The Perks of Being a Wallflower Reviews
It's a really sweet, charming tale of a loner boy coming of age while being taken under the wing of a pair of older teens who let him into their little circle of outcasts.
It's really great stuff, and comes highly recommended.
Firstly, there is the script. Not a word spoken feels like what an actual teenager would say. Now, I am aware that this meant for the fringe, but there are some universal truths where teens are concerned, and this film acknowledges none of them. For instance, there are many manufactured moments simply created for the sake of a punchline or self-indulgent melodrama. Nothing happens naturally.
Secondly, the characters. They have real struggles at play, and too much wisdom to share. The fact is that, for all their cunning and wit, teenagers are still unwise, and these characters are wise beyond their years in the worst possible way.
The main characters in this film are Charlie, Sam, Patrick, Charlie's sister, and Mary Elizabeth. I like these actors a lot, because they show so much emotion that is expressed in the original novel. They really play out their character well.
My favorite part of this film was the part where Sam and Patrick went to go see Charlie and they feel so free and so happy together going through the tunnel for the second time after discovering the original song they had. This just shows so much of their friendship together and their happiness just spreads onto the viewer.
I like the book more than the movie, because the book gave so much more details about Charlie's life and the same things that really put the book together. The movie just put together only the main parts and the small parts that may be funny, interesting, or significant to the storyline.
If I were to rate this movie I would give this 4 out of 5 stars, because it could have included more info on the novel and it would have brought the whole book together. The more details, it would have then made it easier to follow and fully understand all the little details in the movie.
This adaptation of Chbosky repeatedly falls into the use of mainstream sentimentality that works so much in so many feature films. The unlimited clichés with which the film conforms give life to Charlie (Logan Lerman) who recently enters high school and who now faces different difficulties with himself when trying to fit in his new surroundings. Charlie is the typical misunderstood boy who is unable to relate with people: he is intelligent but socially incompetent, he is not even able to participate in classes to make his opinions known. He is a nerd who likes "old" music and spends his time inadvertently counting every day until finally he can leave high school. Hence, this character is the classic boy of which they mock and of which they abuse of because of his intelligence, but that at the same time is destined that one day everything will luckily change for good.
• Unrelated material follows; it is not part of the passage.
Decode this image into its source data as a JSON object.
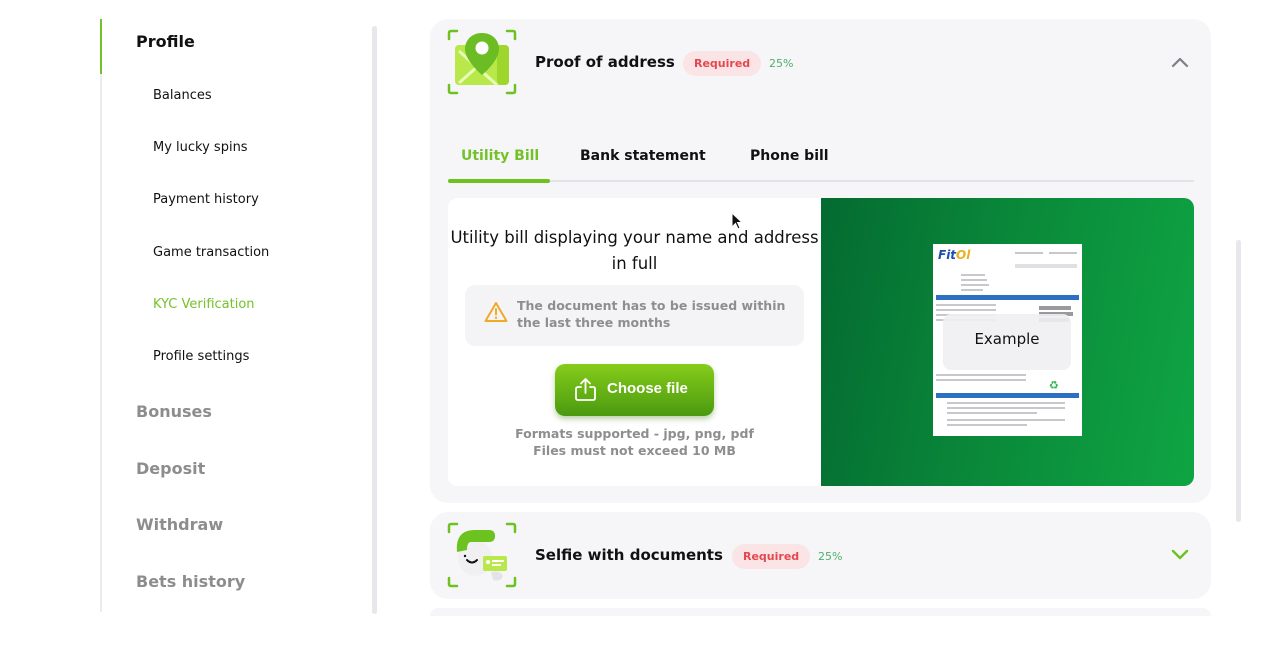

In short, and as the title implies, this wallflower will change from being nobody to a beautiful flower. The young actor, characterized by an innocent profile, full of ingenuity and with a deep fear to be able to express himself and to transmit his triumphs, manages to become friend of an extravagant rebel (Ezra Miller) and its half sister (Emma Watson). The first is the typical gay character, friendly, social and smiling who never shuts up on what he thinks, and Watson is the pretty girl with academic problems who guess whom will fall in love with her...
With a correct use of cinematographic qualities, the rhythm of the film is good and even engaging. The experience of the director is notorious with this work and the reality is that, although the story is bad, manages to carry with precision and details what he wanted to complete through this project. Together, these friends face a series of challenges, typical of their age, addressing their low complexity moral desires and conflicts, but come on, they're just a few young guys. Anguished, but with a lot of hope and desire to get ahead, the film reveals the reasons why Charlie is as he is, bringing to light the problems he had in relation to his childhood. Since everything seems an obsessive attempt to convince the audience with the transmitted material, the tale seems to be bent on erasing any sense of originality, since each element complies within a checklist that today's cinema insists on including: a gay athlete who does not rebuke his secret, a friendly English teacher, failed relationships, severe parents, suicide attempts, drugs, parties with the usual format, emotional problems, abuse, and the question of 'what am I going to do in my life?' You will surely feel the power of this film of Chbosky, living the drama with tears, some laughs and many smiles, which come from a highly personal and semi-autobiographical project, but this set of elements are not enough to raise the sense of a film which begins with the content of always and whose conclusion is so repeated that I would even like to erase my memory to enjoy many movies like this one here. You will say you have seen this movie before and many, many times. 55/100